It is no easy task to get your child an appropriate education. And it is more than that. Ava is still young. Her brain is still forming. She still has the potential to recover from autism - at least, to be functional in normal society and have the necessary life skills to be independent. Her education IS her treatment. I can give her so much at home. But I am not a professional. Neither is my husband. Autism requires skilled practitioners.
Can you imagine having a child with a horrible disorder - and his/her chance for a normal, functioning life hinges on the quality of the education he/she will get? And I don't just mean being able to read or write -- I mean being able to walk down the street and not wander into traffic. I mean being able to go to the toilet unassisted. I mean having the basic skills to take care of oneself. Her placement into the most appropriate program is critical. Her livelihood depends on it.
So now we enter the arena of the Individualized Education Plan, the document which will outline Ava's goals in her education. Her goals have to address her needs, in order to prepare her to mainstream into a classroom with typical peers. Hopefully, that transition will transpire.
But it all comes down to dollars and cents. School districts do not want to spend the money to education an autistic child in a specialized program. They want to generalize. All the special needs children in one classroom, with a few special sessions thrown in.
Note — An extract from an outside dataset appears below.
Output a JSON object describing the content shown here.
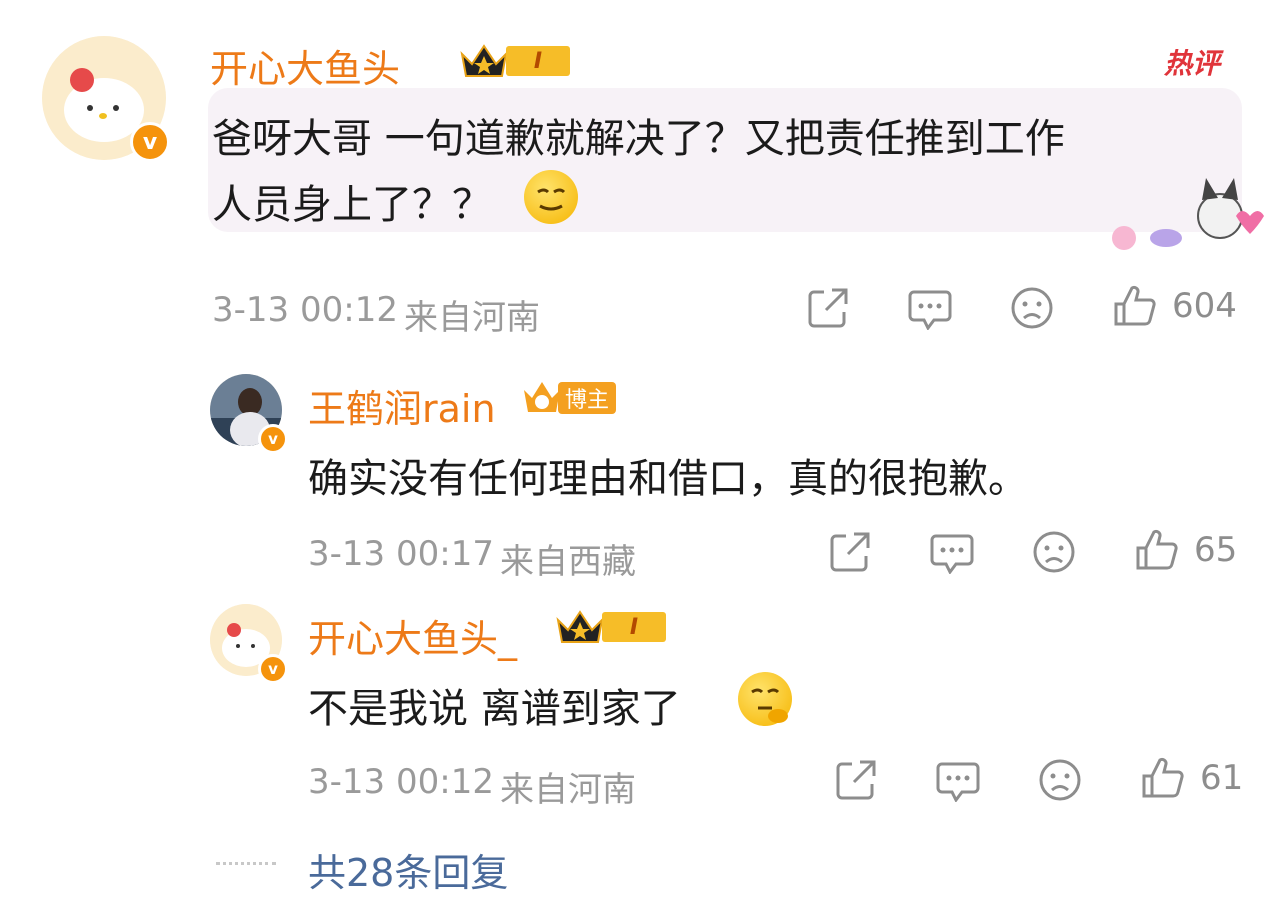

I can't gamble with Ava's livelihood. I need to get her what she needs to become a functioning adult. And I will.